In Part I and Part II, I called the reddit REST API using the curl command line tool.

Now, I’m going to create a Node.js script that does this. Why create a script, when I can already do what I want with curl?

(1) I can more easily reuse the code that I’ve written. In Part II, I mentioned performing a search for the word “Starbucks” at reddit. If I wanted to do a different type of search, I could alter my script to search for something else instead.

(2) I can more easily execute the code that I’ve written. For example, I could run the script on a daily or hourly basis using a cron job, without having to do anything manually. “Set it and forget it” is awesome!

(3) I can more easily use the code that I’ve written. For example, I can bring in Node.js libraries to process the output of my script, and easily get from it what interests me.

So, now I’m going to move from curl to Node.js to do what I want, repeatedly, in an automated way.

Recall that I am pretending to be in charge of reputation management for Starbucks. I want to get recent comments that come up on reddit that mention Starbucks so I can quickly look for problems (or, hopefully, compliments!), and respond.

Below, I’ve shown just the Node.js code which can be used to retrieve my access token. Notice how much more complicated this is than the single curl command that I used previously! By the way, there are definitely simpler ways to do this using Node.js. I’m writing this example using just the built-in libraries that come with Node.js, which makes things a bit more complicated than they have to be.

const https = require('https');
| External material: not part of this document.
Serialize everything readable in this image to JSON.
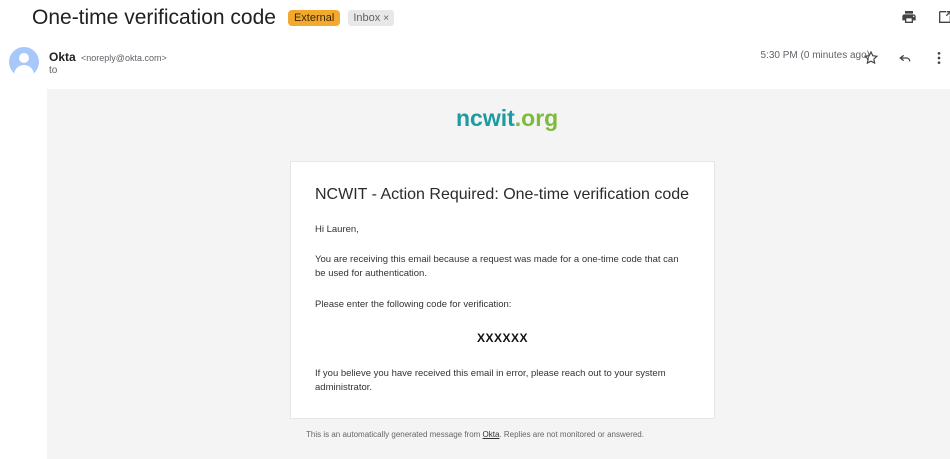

let postData = "grant_type=password&username=my_user_name&password=MyExcellentPassword";
let username = "my_reddit_id";
let password = "my_reddit_secret";

 * A method to get an access token to call reddit Search API
const getAccessToken = function () {
	const options = {
		hostname: "",
		port: 443,
		path: '/api/v1/access_token',
		method: 'POST',
		headers: {
			"Content-Type": "application/x-www-form-urlencoded",
			"Content-Length": postData.length,
			"Authorization": "Basic " + new Buffer(username + ":" + password).toString("base64"),
			"User-Agent": "my test bot 1.0"
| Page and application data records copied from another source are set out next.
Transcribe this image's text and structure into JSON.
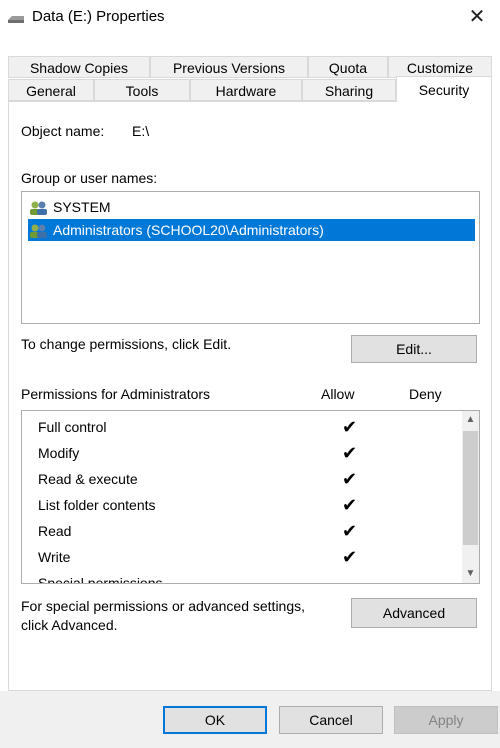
{
  "window": {
    "title": "Data (E:) Properties",
    "close_icon": "close-icon",
    "drive_icon": "drive-icon"
  },
  "tabs": {
    "row1": [
      "Shadow Copies",
      "Previous Versions",
      "Quota",
      "Customize"
    ],
    "row2": [
      "General",
      "Tools",
      "Hardware",
      "Sharing",
      "Security"
    ],
    "active": "Security"
  },
  "security": {
    "object_name_label": "Object name:",
    "object_name_value": "E:\\",
    "groups_label": "Group or user names:",
    "groups": [
      {
        "name": "SYSTEM",
        "selected": false
      },
      {
        "name": "Administrators (SCHOOL20\\Administrators)",
        "selected": true
      }
    ],
    "change_text": "To change permissions, click Edit.",
    "edit_button": "Edit...",
    "permissions_label": "Permissions for Administrators",
    "allow_header": "Allow",
    "deny_header": "Deny",
    "permissions": [
      {
        "name": "Full control",
        "allow": "✔",
        "deny": ""
      },
      {
        "name": "Modify",
        "allow": "✔",
        "deny": ""
      },
      {
        "name": "Read & execute",
        "allow": "✔",
        "deny": ""
      },
      {
        "name": "List folder contents",
        "allow": "✔",
        "deny": ""
      },
      {
        "name": "Read",
        "allow": "✔",
        "deny": ""
      },
      {
        "name": "Write",
        "allow": "✔",
        "deny": ""
      },
      {
        "name": "Special permissions",
        "allow": "",
        "deny": ""
      }
    ],
    "advanced_text_line1": "For special permissions or advanced settings,",
    "advanced_text_line2": "click Advanced.",
    "advanced_button": "Advanced"
  },
  "footer": {
    "ok": "OK",
    "cancel": "Cancel",
    "apply": "Apply"
  },
  "colors": {
    "selection": "#0078d7",
    "button_face": "#e1e1e1",
    "dialog_bg": "#f0f0f0"
  }
}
	const req = https.request(options, (res) => {
		if (res.statusCode === 200) {
			let chunks = [];
			res.on('data', (d) => {
				* the output data has the format
				* {"access_token": "271295382352-tV_vIeKVRgq7Juh3iYHmW4oyT64",
				* "token_type": "bearer", "expires_in": 3600, "scope": "*"}
				* But d is a Buffer object, and has to be translated into an
			    * object at the end.
			}).on('end', () => {
				let result = Buffer.concat(chunks);
				let tmpResult = result.toString();
				try {
					let parsedObj = JSON.parse(tmpResult); // TODO do something with this Object, which contains my access token

				} catch (err) {
		} else {
			console.log("Received a statusCode " + res.statusCode);

	req.on('error', (error) => {



You don’t have to understand all this code in detail. If you skim it, you should get an idea what it’s doing. You are making an https request to reddit’s API. When a web browser makes an https request, there’s a lot of “stuff” going on under the hood. We have to code up some of that stuff here; that’s what the options object is for. Once the request is made to reddit, the information is returned in “chunks” of binary data over the network. Node.js waits for all of that data to get to us. When it’s finished, we use the built-in Buffer.concat method to concatenate all the binary data into one Buffer object, turn it into a JSON string, and parse that into an Object. The Object contains our access_token property. In my next post, we’ll use that to access the reddit API to search for recent posts about “Starbucks”.